* _HOW TO COMPLETE THIS TASK_
Lines holding the word "true" are the ones to copy from the data below.

* _DATA FOR THIS EXERCISE_
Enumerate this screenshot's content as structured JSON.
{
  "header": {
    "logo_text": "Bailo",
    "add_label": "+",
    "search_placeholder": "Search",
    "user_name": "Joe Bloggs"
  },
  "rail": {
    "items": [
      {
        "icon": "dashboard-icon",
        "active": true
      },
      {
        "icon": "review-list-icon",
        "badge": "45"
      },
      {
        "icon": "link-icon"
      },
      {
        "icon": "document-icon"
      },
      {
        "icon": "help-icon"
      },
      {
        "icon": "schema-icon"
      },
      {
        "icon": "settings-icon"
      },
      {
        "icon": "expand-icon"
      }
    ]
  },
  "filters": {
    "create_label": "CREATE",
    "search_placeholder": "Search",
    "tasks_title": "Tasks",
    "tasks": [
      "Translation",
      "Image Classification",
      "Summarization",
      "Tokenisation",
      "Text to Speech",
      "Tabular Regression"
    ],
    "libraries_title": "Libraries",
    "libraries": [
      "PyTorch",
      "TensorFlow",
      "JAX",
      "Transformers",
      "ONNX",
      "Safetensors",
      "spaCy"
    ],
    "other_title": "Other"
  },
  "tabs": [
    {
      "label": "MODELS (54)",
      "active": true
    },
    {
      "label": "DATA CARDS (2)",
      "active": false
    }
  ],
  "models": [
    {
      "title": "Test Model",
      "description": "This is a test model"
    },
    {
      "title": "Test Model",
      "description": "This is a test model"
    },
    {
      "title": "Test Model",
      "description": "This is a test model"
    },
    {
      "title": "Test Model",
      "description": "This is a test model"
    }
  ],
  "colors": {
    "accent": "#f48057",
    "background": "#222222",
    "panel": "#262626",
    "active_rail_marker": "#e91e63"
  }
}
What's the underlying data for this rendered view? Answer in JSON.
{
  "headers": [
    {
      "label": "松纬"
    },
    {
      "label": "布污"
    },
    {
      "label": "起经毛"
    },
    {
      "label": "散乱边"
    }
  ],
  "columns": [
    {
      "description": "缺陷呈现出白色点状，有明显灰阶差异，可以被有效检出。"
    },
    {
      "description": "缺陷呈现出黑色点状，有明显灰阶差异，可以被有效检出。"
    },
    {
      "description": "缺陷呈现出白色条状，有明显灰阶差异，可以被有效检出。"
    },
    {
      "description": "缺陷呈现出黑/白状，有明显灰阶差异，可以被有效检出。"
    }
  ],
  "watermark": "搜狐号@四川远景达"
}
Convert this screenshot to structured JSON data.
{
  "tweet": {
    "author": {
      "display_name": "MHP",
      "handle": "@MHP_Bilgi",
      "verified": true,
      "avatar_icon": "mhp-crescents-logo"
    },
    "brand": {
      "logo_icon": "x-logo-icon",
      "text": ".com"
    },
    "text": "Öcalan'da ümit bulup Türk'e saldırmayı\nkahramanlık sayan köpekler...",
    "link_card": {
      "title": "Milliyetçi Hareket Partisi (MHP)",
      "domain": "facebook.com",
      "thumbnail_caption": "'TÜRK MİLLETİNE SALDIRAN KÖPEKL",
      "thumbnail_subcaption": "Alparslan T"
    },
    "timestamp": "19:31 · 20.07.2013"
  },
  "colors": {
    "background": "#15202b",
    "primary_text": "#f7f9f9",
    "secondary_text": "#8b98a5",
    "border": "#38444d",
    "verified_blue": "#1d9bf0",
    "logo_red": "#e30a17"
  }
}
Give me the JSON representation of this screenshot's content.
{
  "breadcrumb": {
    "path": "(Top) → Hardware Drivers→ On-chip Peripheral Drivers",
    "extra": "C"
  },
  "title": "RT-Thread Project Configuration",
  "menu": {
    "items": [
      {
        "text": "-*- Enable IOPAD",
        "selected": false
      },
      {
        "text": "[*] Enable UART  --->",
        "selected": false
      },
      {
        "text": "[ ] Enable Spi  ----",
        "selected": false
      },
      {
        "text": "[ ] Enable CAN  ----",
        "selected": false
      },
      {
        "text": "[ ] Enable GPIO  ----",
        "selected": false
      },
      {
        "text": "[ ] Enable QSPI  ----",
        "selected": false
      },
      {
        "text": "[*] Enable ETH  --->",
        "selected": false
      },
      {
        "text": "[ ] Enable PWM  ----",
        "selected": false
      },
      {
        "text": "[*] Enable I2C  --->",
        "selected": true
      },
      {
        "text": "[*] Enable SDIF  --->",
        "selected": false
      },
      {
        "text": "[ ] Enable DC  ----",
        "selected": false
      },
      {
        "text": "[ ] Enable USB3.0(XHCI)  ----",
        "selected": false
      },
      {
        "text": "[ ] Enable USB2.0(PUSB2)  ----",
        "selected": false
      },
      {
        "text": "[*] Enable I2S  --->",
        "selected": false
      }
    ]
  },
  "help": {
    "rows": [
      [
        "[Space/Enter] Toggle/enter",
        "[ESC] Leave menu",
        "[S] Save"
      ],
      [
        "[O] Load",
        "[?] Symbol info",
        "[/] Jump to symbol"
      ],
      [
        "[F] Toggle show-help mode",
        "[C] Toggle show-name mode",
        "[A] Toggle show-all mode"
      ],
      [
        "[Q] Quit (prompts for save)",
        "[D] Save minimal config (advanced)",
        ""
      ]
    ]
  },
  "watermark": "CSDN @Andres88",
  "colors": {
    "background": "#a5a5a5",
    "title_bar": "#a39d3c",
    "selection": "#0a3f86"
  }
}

* _EXERCISE RESULT_
        "active": true
      "active": true
      "verified": true,
        "selected": true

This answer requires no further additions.